J. V. de Araújo Filho, Departamento de Fitopatologia e Nematologia, Escola Superior de Agricultura “Luiz de Queiroz”, 13418-900, Piracicaba, SP, Brazil;
A. C. Z. Machado, Instituto Agronômico do Paraná, 86047-902, Londrina, PR, Brazil;
R. S. C. A. de Faria and
L. E. A. Camargo, Departamento de Fitopatologia e Nematologia, Escola Superior de Agricultura “Luiz de Queiroz”, 13418-900, Piracicaba, SP, Brazil
Teak (Tectona grandis Linn. F.) is one of the most important forest crops in Brazil, occupying areas in different regions, such as Goiás, Mato Grosso, Paraná, and São Paulo states. Teak wood is used for many purposes such as shipbuilding, rolling and plywood, firewood, and charcoal. In May 2011, teak symptomatic feeder root samples, exhibiting inconspicuous, small galls, were collected in the municipality of Piracicaba, São Paulo State, Brazil (22°41′46.90″S, 47°38′36.84″W). Specimens were identified through perineal patterns and esterase phenotypes of 20 adult females (1,2). Perineal patterns and esterase phenotypes were consistent with those described for Meloidogyne arenaria (Neal, 1889) Chitwood, 1949 and M. javanica (Treub, 1885) Chitwood, 1949. Perineal patterns of M. arenaria showed a low dorsal arch, compressed dorsolaterally, with lateral field marked by some forked and broken striae; no punctate markings between anus and tail terminus were observed. Perineal patterns of M. javanica were rounded, with low dorsal arch, striae smooth, lateral field distinct, clearly demarcated from striae by parallel lines.

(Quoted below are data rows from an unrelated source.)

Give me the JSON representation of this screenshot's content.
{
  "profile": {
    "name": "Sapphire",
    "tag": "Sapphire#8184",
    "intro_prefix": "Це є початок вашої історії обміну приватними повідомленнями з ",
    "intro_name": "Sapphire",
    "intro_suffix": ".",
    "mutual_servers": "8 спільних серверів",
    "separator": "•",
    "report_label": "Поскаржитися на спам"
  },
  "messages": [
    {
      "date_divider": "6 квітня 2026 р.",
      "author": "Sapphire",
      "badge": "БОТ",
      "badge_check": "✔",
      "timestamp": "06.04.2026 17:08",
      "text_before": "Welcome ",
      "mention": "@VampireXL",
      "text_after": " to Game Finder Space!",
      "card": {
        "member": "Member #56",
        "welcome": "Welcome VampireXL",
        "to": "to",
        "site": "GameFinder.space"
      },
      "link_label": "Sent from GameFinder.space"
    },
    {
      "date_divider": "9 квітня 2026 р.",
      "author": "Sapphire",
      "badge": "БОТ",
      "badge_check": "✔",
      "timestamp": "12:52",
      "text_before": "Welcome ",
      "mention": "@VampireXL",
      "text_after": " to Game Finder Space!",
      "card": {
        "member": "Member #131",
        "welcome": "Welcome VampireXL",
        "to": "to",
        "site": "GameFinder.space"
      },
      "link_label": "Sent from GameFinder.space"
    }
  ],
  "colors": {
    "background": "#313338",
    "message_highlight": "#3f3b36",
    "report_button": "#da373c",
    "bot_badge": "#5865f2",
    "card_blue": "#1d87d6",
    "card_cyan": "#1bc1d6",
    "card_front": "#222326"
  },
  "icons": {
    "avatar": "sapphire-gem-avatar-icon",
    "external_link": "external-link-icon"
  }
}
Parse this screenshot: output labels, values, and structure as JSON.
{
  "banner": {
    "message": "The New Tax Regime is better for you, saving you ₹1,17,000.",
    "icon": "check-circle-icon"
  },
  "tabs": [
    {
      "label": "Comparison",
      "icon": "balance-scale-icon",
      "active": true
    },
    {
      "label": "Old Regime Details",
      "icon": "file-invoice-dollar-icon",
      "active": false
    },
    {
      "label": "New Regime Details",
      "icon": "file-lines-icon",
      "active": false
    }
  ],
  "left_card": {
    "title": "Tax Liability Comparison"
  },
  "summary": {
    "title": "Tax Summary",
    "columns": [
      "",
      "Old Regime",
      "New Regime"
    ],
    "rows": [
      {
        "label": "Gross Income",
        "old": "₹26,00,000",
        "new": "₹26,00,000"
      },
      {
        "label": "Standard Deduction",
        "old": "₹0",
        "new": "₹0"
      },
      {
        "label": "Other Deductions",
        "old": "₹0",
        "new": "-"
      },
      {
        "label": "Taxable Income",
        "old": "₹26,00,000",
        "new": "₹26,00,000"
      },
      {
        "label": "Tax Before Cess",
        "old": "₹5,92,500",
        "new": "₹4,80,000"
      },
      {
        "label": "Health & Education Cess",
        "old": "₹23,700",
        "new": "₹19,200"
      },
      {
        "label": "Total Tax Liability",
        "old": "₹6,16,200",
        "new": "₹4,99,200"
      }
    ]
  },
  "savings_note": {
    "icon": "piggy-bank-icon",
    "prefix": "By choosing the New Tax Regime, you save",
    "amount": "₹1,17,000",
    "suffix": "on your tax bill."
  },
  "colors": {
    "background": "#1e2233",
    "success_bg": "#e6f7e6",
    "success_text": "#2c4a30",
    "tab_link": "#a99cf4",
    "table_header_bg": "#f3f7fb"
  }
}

From the esterase electrophoresis we obtained A2 (Rm:1.2;1.3) and J3 (Rm:1.0;1.25;1.4) phenotypes, typical from M. arenaria and M. javanica, respectively. To our knowledge, this is the first report of M. arenaria parasitizing teak roots in Brazil and elsewhere (new host) and the first report of M. javanica infecting teak in the State of São Paulo. Previously, M. javanica was reported to be infecting teak-growing areas in the State of Mato Grosso (3). This finding has a great importance, not only by the inclusion of these parasites in teak pathological scenario, but also for predicting possible damage in plant species used in teak-based intercropping systems.
References: (1) P. R. Esbenshade and A. C. Triantaphyllou. J. Nematol. 22:10, 1990. (2) K. M. Hartman and J. N. Sasser. 1985. Page 115 in: An Advanced Treatise on Meloidogyne. Volume II, Methodology. K. R. Barker et al., eds. North Carolina State University Graphics, Raleigh,1985. (3) R. A. Silva et al. Nematol. Bras. 27:261, 2003.